Using Custom Fonts in CSS to Enhance Website Design

While the list of "web safe" fonts is very limiting, designers are finding effective ways of applying custom fonts to a site while avoiding negative impacts on site performance or user experience.

Keep reading to learn more about using custom fonts in CSS to enhance your web design.

But First… the Importance of Custom Web Fonts

Many web designers today face a major issue when generating creative solutions for their clients. This issue pertains to web typography – selecting the right font combinations for their digital compositions.

Get it right and the typography will work in glorious harmony with your website to effectively brand your company and draw attention to the most important elements of your page. Get it wrong and you’ll be left with a generic looking, possibly unprofessional site that won’t live up to it’s fullest potential.

Fortunately, the majority of design solutions we are seeing today are utilizing strong typography to strengthen the overall look and feel of a website. It’s something that the print world has been doing since the mid 15th century! It’s certainly the time for the web to catch up.

The @font-face Rule

The @font-face CSS rule is by far the simplest and web-friendly way to integrate custom fonts into a website design. Designers typically like to apply custom font treatments on main navigation, headers, buttons and other special calls-to-action in order to enhance their design and draw the visitors’ attention to these page regions. The @font-face rule is fully supported by all modern browsers (Chrome, FireFox, Sarafi, IE9/10) and is even supported in legacy browsers like Internet Explorer 7 and 8.

Applying custom fonts using @font-face does not impact site crawling or page load speed.
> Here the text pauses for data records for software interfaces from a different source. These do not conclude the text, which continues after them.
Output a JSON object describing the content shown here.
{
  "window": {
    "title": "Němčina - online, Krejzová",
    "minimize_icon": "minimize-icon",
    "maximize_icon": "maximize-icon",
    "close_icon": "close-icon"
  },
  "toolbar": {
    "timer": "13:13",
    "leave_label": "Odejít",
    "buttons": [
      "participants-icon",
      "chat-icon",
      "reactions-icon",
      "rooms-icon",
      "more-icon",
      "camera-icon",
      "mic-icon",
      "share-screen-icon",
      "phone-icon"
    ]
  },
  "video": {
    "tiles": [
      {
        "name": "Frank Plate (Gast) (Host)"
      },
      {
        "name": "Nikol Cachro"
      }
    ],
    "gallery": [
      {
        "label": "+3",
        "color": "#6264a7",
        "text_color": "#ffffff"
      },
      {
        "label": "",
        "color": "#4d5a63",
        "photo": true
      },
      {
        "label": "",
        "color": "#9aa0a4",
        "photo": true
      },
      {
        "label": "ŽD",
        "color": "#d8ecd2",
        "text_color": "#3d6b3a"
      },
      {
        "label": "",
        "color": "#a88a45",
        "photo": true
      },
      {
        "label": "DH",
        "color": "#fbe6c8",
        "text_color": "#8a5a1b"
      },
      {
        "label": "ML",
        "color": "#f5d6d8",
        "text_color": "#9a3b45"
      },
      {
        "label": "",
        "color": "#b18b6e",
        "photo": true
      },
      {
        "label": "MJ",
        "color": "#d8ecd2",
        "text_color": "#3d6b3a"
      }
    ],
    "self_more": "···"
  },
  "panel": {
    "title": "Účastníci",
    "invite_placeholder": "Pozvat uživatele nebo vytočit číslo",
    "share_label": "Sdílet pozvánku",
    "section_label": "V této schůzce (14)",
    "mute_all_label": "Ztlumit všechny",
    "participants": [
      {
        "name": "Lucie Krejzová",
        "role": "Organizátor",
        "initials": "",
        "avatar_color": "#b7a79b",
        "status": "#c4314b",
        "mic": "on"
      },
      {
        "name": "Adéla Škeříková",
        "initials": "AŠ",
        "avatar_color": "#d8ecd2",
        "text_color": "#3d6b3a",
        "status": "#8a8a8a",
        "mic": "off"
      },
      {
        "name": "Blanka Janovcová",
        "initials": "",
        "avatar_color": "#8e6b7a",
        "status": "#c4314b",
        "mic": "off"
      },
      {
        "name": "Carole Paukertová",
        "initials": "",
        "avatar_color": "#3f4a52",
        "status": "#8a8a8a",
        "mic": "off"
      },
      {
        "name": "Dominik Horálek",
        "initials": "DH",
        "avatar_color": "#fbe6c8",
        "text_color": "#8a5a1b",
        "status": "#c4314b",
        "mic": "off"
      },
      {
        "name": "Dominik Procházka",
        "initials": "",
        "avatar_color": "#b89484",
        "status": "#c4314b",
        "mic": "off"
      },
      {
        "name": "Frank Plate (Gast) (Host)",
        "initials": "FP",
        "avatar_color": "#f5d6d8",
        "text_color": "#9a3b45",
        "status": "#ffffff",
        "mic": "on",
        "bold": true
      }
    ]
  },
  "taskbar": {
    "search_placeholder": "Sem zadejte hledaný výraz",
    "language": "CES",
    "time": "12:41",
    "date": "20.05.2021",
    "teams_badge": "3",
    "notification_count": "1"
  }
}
Integration is very simple:

  1. Convert required font into the proper font formats for web (TrueType, WOFF, EOT or SVG)
  2. Add your font-family declarations to the top of your style sheet
  3. Use the newly established “font-family” in your style sheet

Below is a basic example of this custom font integration:

Add the font-face section to CSS

@font-face {
  font-family: 'HelveticaCondensedBlack';
  src: url('../fonts/helvetica-condensed-black-webfont.eot');
  src: url('../fonts/helvetica-condensed-black-webfont.eot?#iefix')
  webfont.svg#HelveticaCondensedBlack') format('svg');
  font-weight: normal;
  font-style: normal;

Apply to elements in CSS

.hpMain h2, .hpMain h2 a {
  font-family:'HelveticaCondensedBlack',Arial, Helvetica, sans-serif;

Free @font-face Tools

Depending on the fonts selected by the designer, there are many free tools for generating the required font files to support this custom font on the web.

Google Webfonts provides several free typefaces to designers. All required font files are stored with Google and are ready for integration into a designer’s CSS.

Font Squirrel is another free tool that allows a designer to upload their selected fonts and convert them to the required WOFF, TrueType, and SVG files. Font Squirrel also generates the @font-face code required at the top of the style sheet. It is important to check the licensing for these custom fonts to ensure they are permitted for use on a website.

Other @font-face Options

Other typefaces (such as Franklin Gothic, Gill Sans, etc.) require more licensing for web use. There are many options that are not free but offer a wider variety of font and font-weight options and licensing/access to many popular font foundries. Below are a few options available to designers:

There are other ways of applying custom font treatments to a website. At Unleashed, we have experimented with several of these options and have found @font-face replacement to be the most effective way to integrate these custom fonts. This method allows our team to keep sites running fast while also adding the visual impact of strong typography.

Contact us today to learn more about our design process, using custom fonts in CSS, and how we can help you strengthen your web image.